The image appearing on my dad’s livestream of Route 91 Harvest was unclear. I could make out some sort of large tent, with people running through and behind the obstacles that filled it. I could hear my stepmom yelling something about the police, telling my dad they had to go.
The absolute last thing I expected to hear next was the firing of an automatic rifle. The video didn’t last long. I called my dad, and after one failed connection, I made it through. The call didn’t last long, either. I scoured Google searches and Twitter feeds for answers. Any answers.
A few minutes later and my dad, an ex-cop and nosy Midwesterner, is back on the pixelated scene. Now I’m yelling at my phone, telling my dad to run. And he did run, just not in the right direction. The connection drops once again, in time with my heart.
After shaking vigorously for a solid twenty minutes, or an eternity in times of tragedy, I receive a text. “We are okay,” it said. I break down, and my dog tends to the tears running down my cheeks. A few minutes later, the photo of my dad and I eating giant pickles at the Renaissance Fair appears on my phone once again.
I answer, find my breath again and listen as my dad tries to find his.
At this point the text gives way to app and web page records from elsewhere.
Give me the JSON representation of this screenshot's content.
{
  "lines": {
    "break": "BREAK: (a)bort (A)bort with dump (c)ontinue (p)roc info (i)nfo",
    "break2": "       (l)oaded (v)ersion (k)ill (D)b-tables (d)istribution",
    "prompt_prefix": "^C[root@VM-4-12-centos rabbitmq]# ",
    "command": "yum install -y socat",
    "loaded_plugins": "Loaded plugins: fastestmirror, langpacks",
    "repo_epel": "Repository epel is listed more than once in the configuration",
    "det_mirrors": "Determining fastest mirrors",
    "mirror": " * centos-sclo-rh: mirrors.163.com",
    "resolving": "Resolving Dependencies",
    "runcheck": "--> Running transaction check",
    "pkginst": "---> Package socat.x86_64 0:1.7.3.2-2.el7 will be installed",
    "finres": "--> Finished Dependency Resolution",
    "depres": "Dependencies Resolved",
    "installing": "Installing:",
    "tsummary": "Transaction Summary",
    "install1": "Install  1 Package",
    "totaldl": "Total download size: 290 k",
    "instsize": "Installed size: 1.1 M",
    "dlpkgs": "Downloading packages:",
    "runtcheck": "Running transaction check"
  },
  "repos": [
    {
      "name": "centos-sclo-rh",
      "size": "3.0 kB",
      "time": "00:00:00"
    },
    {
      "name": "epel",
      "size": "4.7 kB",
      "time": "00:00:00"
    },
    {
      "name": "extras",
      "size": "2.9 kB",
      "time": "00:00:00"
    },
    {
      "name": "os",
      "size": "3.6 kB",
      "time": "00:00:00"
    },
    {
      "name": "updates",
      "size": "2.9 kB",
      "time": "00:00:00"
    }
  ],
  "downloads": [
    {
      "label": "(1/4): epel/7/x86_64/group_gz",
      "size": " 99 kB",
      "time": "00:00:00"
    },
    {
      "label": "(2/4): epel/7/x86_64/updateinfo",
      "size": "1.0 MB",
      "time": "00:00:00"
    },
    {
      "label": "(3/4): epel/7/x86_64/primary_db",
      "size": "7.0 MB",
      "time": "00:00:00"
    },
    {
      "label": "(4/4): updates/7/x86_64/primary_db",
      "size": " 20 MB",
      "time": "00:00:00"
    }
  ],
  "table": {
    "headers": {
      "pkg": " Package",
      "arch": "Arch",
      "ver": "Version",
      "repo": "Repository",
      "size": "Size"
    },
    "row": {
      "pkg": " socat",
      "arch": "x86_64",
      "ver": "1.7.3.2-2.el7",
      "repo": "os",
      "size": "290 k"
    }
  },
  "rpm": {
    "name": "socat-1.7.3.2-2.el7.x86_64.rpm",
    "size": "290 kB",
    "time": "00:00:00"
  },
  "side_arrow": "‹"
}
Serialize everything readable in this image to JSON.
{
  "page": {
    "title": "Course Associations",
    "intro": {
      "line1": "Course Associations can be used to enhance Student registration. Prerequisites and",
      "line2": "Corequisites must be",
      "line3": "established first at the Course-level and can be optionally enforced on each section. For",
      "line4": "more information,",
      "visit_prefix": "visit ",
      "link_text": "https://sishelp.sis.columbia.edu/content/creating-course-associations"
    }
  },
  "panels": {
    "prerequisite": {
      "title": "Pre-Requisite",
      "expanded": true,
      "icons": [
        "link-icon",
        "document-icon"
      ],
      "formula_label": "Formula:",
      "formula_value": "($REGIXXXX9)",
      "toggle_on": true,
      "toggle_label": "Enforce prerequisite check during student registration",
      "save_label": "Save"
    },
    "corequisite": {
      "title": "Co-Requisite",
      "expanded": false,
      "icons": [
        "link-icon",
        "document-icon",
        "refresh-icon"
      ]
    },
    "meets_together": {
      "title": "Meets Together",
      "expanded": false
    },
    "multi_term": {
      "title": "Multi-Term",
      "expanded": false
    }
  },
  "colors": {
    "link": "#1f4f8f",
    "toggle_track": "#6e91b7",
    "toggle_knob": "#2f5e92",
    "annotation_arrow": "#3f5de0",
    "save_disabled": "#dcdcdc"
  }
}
I watched the initial statistics roll in during the first hours of Monday, already knowing that they were far grander than what they were reporting. I watched people spew out their jokes about OJ Simpson’s parole being connected to the act before the shooter’s assault rifle had cooled. I watched the endless barrage of comments on live news streams as people stated their complete lack of shock that something like this has happened yet again.
It’s so easy to dictate the conversation when you’re not using your voice to try and get in contact with loved ones, isn’t it?
As it goes, music is one of the few things that can heal the wounds that events like these cause. So, yes. Let’s have conversations about what we should be doing next. But make damn sure that those conversations include concert plans. The folks at Route 91 Harvest made a choice to go out and live their lives through music. We need to focus more on what the people at the concert were doing, and less about what the man in the window of Mandalay Bay was doing. We know what he was doing. We’re giving the power to the wrong side of the situation when we fixate on him. That man not only stole the lives of innocent people, but also the moments they were living in, and for.
So let’s talk about those moments. Let’s talk about those wild memories and the conversations that battled the booming bass speakers. Let’s talk about the music that brought 22,000 strangers together for a weekend of dancing in cowboy boots over empty beer cans. Let’s talk. Better yet, let’s sing.